“Armed robbery is a capital offence; the punishment is there, but more and more people are still going into it. Murder is a capital offence; the punishment is there but people still commit murder. The fact that Evans has been sentenced is no guarantee that his trial and sentencing will end kidnapping.
“The judgment should be a deterrent to others. But the question is: ‘will it be a deterrent?’”
A native of Nnewi, in Anambra State, Evans claimed he was born on April 22, 1980.
His journey to prison was such a long walk. Gradual it was; slowly and steadily it progressed. But at last Evans got there.
In the world of kidnapping, his name rings a bell. For the number of years his rein lasted, he ruled with iron-clad fist, guts and gumption. His name resonated.
According to some of his victims, Evans was ruthless and unfeeling, methodical in his approach, uncanny in his executions and clinical in his finishing.
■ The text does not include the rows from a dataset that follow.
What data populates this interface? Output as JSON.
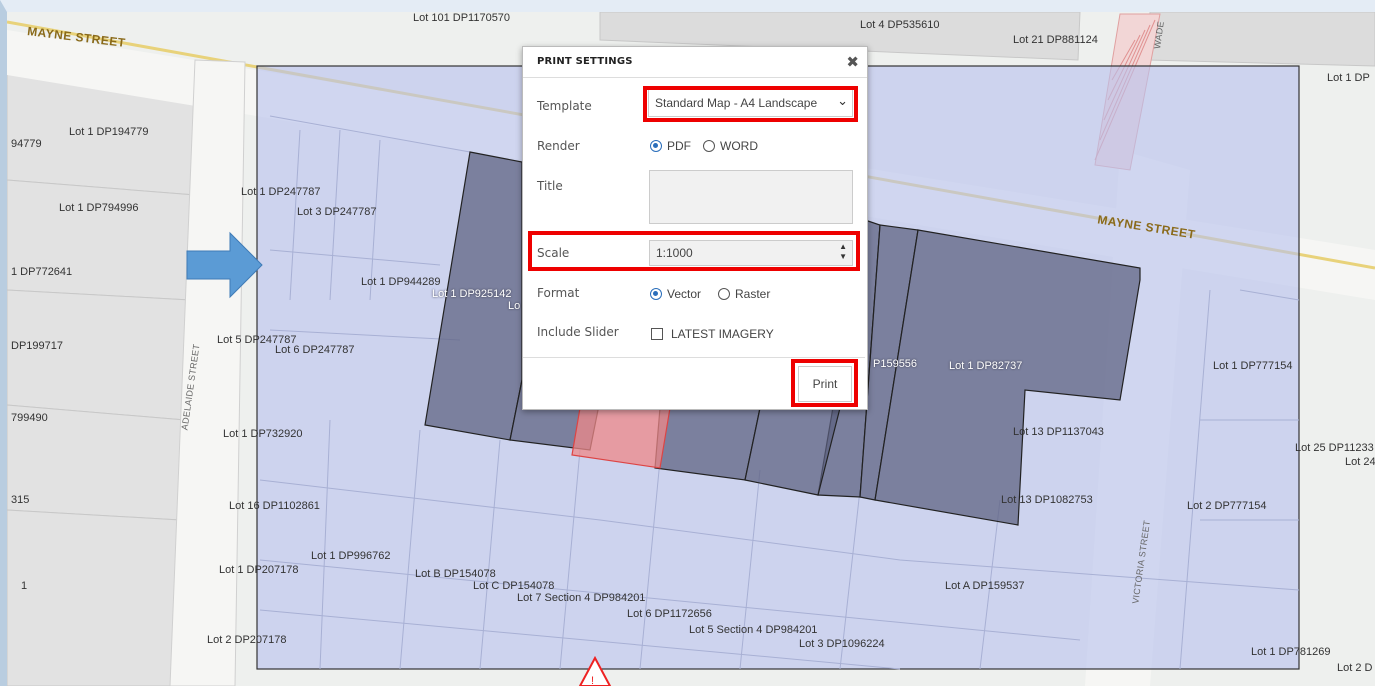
{
  "dialog": {
    "title": "PRINT SETTINGS",
    "close_icon": "close-icon",
    "template_label": "Template",
    "template_value": "Standard Map - A4 Landscape",
    "render_label": "Render",
    "render_options": [
      "PDF",
      "WORD"
    ],
    "render_selected": "PDF",
    "title_label": "Title",
    "title_value": "",
    "scale_label": "Scale",
    "scale_value": "1:1000",
    "format_label": "Format",
    "format_options": [
      "Vector",
      "Raster"
    ],
    "format_selected": "Vector",
    "slider_label": "Include Slider",
    "slider_option": "LATEST IMAGERY",
    "slider_checked": false,
    "print_label": "Print"
  },
  "annotation": {
    "highlight_color": "#e00000",
    "arrow_color": "#5b9bd5"
  },
  "map": {
    "streets": {
      "mayne_left": "MAYNE STREET",
      "mayne_right": "MAYNE STREET",
      "adelaide": "ADELAIDE STREET",
      "victoria": "VICTORIA STREET",
      "wade": "WADE"
    },
    "lots": {
      "l01": "Lot 101 DP1170570",
      "l02": "Lot 4 DP535610",
      "l03": "Lot 21 DP881124",
      "l04": "Lot 1 DP",
      "l05": "Lot 1 DP194779",
      "l06": "94779",
      "l07": "Lot 1 DP247787",
      "l08": "Lot 1 DP794996",
      "l09": "Lot 3 DP247787",
      "l10": "1 DP772641",
      "l11": "Lot 1 DP944289",
      "l12": "Lot 1 DP925142",
      "l13": "DP199717",
      "l14": "Lot 5 DP247787",
      "l15": "Lot 6 DP247787",
      "l16": "P159556",
      "l17": "Lot 1 DP82737",
      "l18": "Lot 1 DP777154",
      "l19": "799490",
      "l20": "Lot 1 DP732920",
      "l21": "Lot 13 DP1137043",
      "l22": "Lot 25 DP11233",
      "l23": "Lot 24",
      "l24": "315",
      "l25": "Lot 16 DP1102861",
      "l26": "Lot 13 DP1082753",
      "l27": "Lot 2 DP777154",
      "l28": "Lot 1 DP996762",
      "l29": "Lot 1 DP207178",
      "l30": "Lot B DP154078",
      "l31": "Lot C DP154078",
      "l32": "Lot 7 Section 4 DP984201",
      "l33": "Lot A DP159537",
      "l34": "1",
      "l35": "Lot 6 DP1172656",
      "l36": "Lot 5 Section 4 DP984201",
      "l37": "Lot 3 DP1096224",
      "l38": "Lot 2 DP207178",
      "l39": "Lot 1 DP781269",
      "l40": "Lot 2 D",
      "l41": "Lo"
    }
  }
}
Observers say Evans never cared a hoot about the small fries. He went for men of means. He stalked them like a prey – those who have real cash and ensured they coughed it out once they were right in his net. He always went for those who could free themselves from his vice grip with foreign currencies. He knew them and always went for them, hitting them where it pains the most – the jugular. He never let them go until they paid ransom and he was fully satisfied. He collected their ransom in dollars.
He was once said to have made as much as $2 million in a single mouth-watering operation.
When his many exploits attained near embarrassing proportion, the Inspector General of Police Special Intelligence Response Team (IRT) of the Nigeria Police Force was mandated to go after him. Before then, he was said to be on the wanted list of the Anambra and Edo states police commands.
Evans was believed to have begun his kidnapping business in Nnewi while Peter Obi was the governor of the state. He later moved to Benin and later shifted to Lagos in 2013 where he formed as many as seven gangs.
At some point a N30 million bounty was placed on him by the police. Yet, he remained smarter. And for seven long years, he remained both invisible and invincible.
But while Evans’ reign lasted, the police always claimed they were on his trail. But his exploits kept repeating like a recurring decimal.
Many wondered how Evans was able to do the big crime and got away with it, how he was always able to evade arrest and navigate the ring of security everyone was told was drawn to net him. Till now, those who kept wondering about this have not ceased to do so.
Evans was also accused of committing other kidnap offences, including the kidnap of a certain Uche Okereafor in Festac, Lagos on November 21, 2017. He demanded $2million ransom.
Aside his Magodo mansion and another in the same area worth millions of Naira, Evans is said to own a mansion in Cape Town, South Africa, and two others in up market areas in Accra, Ghana. He loves exotic cars, and jewellery, and has lots of them.